A Discovery Magazine blog is running a poll on confidence in various physics theories. Specifically, what likelihood do people assign to various theories being actually real and true. The comments are open to anyone to add their own opinions (go on, do it!); most respondents seem to be:
- Specialists: actively researching some aspect of cosmology, particle physics, or string theory;
- Physicists: training in physics, working in fields not unrelated to the questions (or even physics);
- Engineers: training in science and engineering, working in unrelated fields; or
- Laymen: no or limited science training, with views informed by popular science reading
The survey is assigning probabilities that a Truth Fairy would confirm specific theories, although the comments often sidetrack into discussion on the possibility of experimentally proving a theory (ever, or within a specific timespan).
I’m tallying the responses to do a bit of statistical analysis (both overall, and with opinions by category). I’ll post more once the comments die down and the dataset is reasonably stable. A few initial (and mostly unsurprising) observations:
- Laymen are most likely to declare certainty (0% or 100% probabilities).
- Specialists are most likely to have complex answers and an unwillingness to assign a specific probability.

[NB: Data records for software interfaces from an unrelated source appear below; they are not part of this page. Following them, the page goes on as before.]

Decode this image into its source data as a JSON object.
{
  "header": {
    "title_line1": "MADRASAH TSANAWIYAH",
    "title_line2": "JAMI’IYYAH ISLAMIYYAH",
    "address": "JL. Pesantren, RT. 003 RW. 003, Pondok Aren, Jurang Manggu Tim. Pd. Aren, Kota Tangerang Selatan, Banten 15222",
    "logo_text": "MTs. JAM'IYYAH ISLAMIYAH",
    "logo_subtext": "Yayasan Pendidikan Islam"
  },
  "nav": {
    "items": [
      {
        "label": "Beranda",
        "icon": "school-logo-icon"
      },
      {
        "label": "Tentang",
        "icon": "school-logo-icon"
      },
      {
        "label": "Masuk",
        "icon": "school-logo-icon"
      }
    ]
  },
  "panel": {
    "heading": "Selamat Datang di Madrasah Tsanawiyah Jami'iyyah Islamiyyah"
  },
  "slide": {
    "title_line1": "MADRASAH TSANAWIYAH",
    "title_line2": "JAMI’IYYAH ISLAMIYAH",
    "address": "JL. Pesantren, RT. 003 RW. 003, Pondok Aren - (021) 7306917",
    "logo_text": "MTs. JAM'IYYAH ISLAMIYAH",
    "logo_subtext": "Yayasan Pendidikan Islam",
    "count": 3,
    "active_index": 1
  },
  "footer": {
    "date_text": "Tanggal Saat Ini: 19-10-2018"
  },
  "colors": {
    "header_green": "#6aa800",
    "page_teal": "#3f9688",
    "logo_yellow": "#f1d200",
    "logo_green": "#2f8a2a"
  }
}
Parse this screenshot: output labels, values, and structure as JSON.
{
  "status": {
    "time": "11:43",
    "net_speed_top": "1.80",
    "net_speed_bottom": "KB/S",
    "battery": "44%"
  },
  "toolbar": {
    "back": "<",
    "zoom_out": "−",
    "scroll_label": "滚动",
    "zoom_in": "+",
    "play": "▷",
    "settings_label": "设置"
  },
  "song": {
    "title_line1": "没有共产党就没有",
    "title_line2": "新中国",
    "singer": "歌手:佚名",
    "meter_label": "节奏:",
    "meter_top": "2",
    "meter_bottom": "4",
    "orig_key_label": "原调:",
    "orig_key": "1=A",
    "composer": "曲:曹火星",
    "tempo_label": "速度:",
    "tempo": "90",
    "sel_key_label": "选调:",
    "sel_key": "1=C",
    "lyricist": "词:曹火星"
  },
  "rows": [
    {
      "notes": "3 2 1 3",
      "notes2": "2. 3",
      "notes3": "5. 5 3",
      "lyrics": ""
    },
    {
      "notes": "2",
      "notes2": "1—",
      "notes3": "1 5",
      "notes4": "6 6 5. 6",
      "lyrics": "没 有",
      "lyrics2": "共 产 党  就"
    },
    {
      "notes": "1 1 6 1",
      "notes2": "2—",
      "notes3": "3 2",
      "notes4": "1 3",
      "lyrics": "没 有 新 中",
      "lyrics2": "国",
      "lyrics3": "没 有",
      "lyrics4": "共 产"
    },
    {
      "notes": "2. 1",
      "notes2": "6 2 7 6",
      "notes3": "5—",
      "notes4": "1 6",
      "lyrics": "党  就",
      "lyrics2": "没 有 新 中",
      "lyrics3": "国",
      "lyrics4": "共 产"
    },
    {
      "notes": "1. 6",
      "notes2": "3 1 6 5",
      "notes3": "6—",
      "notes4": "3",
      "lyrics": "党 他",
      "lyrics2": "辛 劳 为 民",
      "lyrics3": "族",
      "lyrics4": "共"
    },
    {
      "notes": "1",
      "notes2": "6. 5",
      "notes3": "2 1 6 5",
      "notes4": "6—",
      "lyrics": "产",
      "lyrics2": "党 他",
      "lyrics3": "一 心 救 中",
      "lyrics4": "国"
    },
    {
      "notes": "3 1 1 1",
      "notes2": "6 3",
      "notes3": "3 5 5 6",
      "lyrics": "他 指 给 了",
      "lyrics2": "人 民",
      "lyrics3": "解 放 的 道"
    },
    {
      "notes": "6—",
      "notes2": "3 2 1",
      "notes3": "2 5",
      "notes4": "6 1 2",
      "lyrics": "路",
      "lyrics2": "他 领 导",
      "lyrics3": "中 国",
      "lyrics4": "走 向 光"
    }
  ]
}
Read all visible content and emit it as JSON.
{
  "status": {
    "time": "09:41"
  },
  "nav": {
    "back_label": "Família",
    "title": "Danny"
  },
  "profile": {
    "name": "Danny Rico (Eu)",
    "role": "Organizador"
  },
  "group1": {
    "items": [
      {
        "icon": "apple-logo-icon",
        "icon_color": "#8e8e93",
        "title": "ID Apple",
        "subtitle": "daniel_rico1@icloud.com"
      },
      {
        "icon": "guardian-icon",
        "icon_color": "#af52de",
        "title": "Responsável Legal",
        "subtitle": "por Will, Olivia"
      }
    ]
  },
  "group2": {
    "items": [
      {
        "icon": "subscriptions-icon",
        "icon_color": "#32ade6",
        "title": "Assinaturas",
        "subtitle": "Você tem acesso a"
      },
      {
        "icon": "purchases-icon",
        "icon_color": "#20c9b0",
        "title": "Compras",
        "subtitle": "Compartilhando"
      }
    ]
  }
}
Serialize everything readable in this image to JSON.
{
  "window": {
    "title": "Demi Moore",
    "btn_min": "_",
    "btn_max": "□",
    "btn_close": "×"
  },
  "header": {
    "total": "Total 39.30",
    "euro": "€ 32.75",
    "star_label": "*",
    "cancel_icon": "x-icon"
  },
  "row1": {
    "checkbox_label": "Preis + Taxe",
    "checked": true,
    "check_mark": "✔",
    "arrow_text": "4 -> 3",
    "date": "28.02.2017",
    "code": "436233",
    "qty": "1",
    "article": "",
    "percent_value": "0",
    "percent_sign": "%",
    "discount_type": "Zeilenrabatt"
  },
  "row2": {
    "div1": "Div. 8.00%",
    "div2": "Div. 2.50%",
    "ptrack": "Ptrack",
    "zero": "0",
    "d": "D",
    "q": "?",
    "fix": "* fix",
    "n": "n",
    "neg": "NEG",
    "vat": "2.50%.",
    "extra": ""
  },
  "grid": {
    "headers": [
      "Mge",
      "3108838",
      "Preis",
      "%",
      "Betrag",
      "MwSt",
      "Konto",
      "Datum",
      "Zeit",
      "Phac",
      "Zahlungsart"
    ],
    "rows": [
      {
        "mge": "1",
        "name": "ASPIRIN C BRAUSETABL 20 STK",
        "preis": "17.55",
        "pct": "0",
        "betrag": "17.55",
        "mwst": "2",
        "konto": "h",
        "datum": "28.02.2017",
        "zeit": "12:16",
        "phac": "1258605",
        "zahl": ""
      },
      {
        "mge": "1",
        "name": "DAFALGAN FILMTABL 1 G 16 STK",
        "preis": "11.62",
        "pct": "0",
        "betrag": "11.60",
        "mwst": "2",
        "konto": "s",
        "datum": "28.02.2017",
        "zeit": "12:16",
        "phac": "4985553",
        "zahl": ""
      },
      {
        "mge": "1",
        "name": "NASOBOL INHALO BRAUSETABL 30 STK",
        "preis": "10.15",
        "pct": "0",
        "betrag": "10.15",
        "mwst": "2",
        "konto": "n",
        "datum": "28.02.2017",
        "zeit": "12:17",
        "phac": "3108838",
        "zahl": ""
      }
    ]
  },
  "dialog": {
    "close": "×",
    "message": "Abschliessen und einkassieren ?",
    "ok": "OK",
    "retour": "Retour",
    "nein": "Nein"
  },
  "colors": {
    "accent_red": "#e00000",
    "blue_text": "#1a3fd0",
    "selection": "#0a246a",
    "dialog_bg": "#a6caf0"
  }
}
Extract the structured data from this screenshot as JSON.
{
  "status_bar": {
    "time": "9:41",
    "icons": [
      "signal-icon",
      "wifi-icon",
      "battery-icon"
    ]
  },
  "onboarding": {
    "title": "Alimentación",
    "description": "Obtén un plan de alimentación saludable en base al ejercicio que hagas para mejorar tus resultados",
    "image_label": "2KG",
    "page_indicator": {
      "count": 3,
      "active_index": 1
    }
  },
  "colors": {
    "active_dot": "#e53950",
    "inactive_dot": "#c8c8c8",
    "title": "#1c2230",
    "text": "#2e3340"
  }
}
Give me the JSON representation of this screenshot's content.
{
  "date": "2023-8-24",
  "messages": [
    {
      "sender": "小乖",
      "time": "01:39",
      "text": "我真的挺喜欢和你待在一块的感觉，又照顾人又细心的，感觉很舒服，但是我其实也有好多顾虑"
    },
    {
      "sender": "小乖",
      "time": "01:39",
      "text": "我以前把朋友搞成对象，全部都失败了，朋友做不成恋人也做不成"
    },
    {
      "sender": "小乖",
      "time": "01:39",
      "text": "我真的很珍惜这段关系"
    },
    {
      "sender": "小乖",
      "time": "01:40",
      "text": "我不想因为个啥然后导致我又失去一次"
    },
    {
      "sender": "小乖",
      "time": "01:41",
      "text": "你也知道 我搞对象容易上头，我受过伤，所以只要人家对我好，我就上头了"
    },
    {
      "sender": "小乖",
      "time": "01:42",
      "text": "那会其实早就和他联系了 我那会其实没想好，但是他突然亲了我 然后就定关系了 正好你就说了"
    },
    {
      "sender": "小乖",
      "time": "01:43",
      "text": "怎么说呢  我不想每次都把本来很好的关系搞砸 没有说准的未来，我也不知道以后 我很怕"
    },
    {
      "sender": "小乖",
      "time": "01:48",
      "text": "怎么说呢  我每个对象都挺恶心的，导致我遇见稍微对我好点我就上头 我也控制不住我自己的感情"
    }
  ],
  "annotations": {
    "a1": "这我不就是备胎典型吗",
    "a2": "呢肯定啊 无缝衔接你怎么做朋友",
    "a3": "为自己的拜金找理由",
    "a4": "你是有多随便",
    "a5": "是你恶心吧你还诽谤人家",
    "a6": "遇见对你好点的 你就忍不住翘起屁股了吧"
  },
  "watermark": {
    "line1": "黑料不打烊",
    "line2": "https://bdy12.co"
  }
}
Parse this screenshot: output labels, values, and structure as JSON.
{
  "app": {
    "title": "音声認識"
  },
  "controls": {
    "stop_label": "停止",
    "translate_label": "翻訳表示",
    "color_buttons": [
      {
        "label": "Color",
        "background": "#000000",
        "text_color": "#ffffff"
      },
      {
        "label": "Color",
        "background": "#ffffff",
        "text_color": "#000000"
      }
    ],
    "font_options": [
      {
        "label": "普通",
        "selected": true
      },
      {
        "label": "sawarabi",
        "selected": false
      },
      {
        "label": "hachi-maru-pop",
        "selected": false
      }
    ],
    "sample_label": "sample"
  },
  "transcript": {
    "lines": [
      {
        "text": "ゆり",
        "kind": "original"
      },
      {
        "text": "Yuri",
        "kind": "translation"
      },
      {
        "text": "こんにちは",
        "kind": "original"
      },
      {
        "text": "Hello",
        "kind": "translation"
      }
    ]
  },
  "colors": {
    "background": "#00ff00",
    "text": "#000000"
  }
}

- Specialists are most likely to assign contingent or interrelated probabilities.
Of course, the observation that thrills me most is that Stargate: Universe was jokingly referenced as an appeal to authority. I count this as yet more proof that plausible science in entertainment helps drive scientific literacy.